* **INFORMATION**
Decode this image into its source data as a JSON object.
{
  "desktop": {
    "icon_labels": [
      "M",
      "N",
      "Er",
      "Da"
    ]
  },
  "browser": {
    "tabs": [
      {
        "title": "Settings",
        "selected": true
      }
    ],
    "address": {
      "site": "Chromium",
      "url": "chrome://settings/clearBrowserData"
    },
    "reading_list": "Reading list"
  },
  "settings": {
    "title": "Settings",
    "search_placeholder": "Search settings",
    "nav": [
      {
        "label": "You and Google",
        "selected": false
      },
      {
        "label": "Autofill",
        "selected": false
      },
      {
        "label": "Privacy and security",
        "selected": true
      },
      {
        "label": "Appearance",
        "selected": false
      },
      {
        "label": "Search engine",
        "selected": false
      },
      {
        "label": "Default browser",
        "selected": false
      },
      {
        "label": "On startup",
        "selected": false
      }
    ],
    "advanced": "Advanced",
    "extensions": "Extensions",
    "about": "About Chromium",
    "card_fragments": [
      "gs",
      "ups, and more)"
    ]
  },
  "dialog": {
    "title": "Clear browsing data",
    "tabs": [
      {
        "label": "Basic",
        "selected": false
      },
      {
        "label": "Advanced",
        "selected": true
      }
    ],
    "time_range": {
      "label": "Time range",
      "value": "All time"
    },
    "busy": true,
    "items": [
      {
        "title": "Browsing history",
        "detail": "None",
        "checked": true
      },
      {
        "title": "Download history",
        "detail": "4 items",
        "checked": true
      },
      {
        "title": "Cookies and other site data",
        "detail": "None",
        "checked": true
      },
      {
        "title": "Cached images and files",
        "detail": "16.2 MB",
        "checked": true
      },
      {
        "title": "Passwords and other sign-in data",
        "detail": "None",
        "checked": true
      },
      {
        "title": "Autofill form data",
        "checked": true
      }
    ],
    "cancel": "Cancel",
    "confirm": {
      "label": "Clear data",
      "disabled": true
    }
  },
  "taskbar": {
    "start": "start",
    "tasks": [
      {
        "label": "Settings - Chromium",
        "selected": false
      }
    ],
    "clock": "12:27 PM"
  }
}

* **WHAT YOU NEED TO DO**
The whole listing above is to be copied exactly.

* **RESPONSE TO THIS TASK**
Decode this image into its source data as a JSON object.
{
  "desktop": {
    "icon_labels": [
      "M",
      "N",
      "Er",
      "Da"
    ]
  },
  "browser": {
    "tabs": [
      {
        "title": "Settings",
        "selected": true
      }
    ],
    "address": {
      "site": "Chromium",
      "url": "chrome://settings/clearBrowserData"
    },
    "reading_list": "Reading list"
  },
  "settings": {
    "title": "Settings",
    "search_placeholder": "Search settings",
    "nav": [
      {
        "label": "You and Google",
        "selected": false
      },
      {
        "label": "Autofill",
        "selected": false
      },
      {
        "label": "Privacy and security",
        "selected": true
      },
      {
        "label": "Appearance",
        "selected": false
      },
      {
        "label": "Search engine",
        "selected": false
      },
      {
        "label": "Default browser",
        "selected": false
      },
      {
        "label": "On startup",
        "selected": false
      }
    ],
    "advanced": "Advanced",
    "extensions": "Extensions",
    "about": "About Chromium",
    "card_fragments": [
      "gs",
      "ups, and more)"
    ]
  },
  "dialog": {
    "title": "Clear browsing data",
    "tabs": [
      {
        "label": "Basic",
        "selected": false
      },
      {
        "label": "Advanced",
        "selected": true
      }
    ],
    "time_range": {
      "label": "Time range",
      "value": "All time"
    },
    "busy": true,
    "items": [
      {
        "title": "Browsing history",
        "detail": "None",
        "checked": true
      },
      {
        "title": "Download history",
        "detail": "4 items",
        "checked": true
      },
      {
        "title": "Cookies and other site data",
        "detail": "None",
        "checked": true
      },
      {
        "title": "Cached images and files",
        "detail": "16.2 MB",
        "checked": true
      },
      {
        "title": "Passwords and other sign-in data",
        "detail": "None",
        "checked": true
      },
      {
        "title": "Autofill form data",
        "checked": true
      }
    ],
    "cancel": "Cancel",
    "confirm": {
      "label": "Clear data",
      "disabled": true
    }
  },
  "taskbar": {
    "start": "start",
    "tasks": [
      {
        "label": "Settings - Chromium",
        "selected": false
      }
    ],
    "clock": "12:27 PM"
  }
}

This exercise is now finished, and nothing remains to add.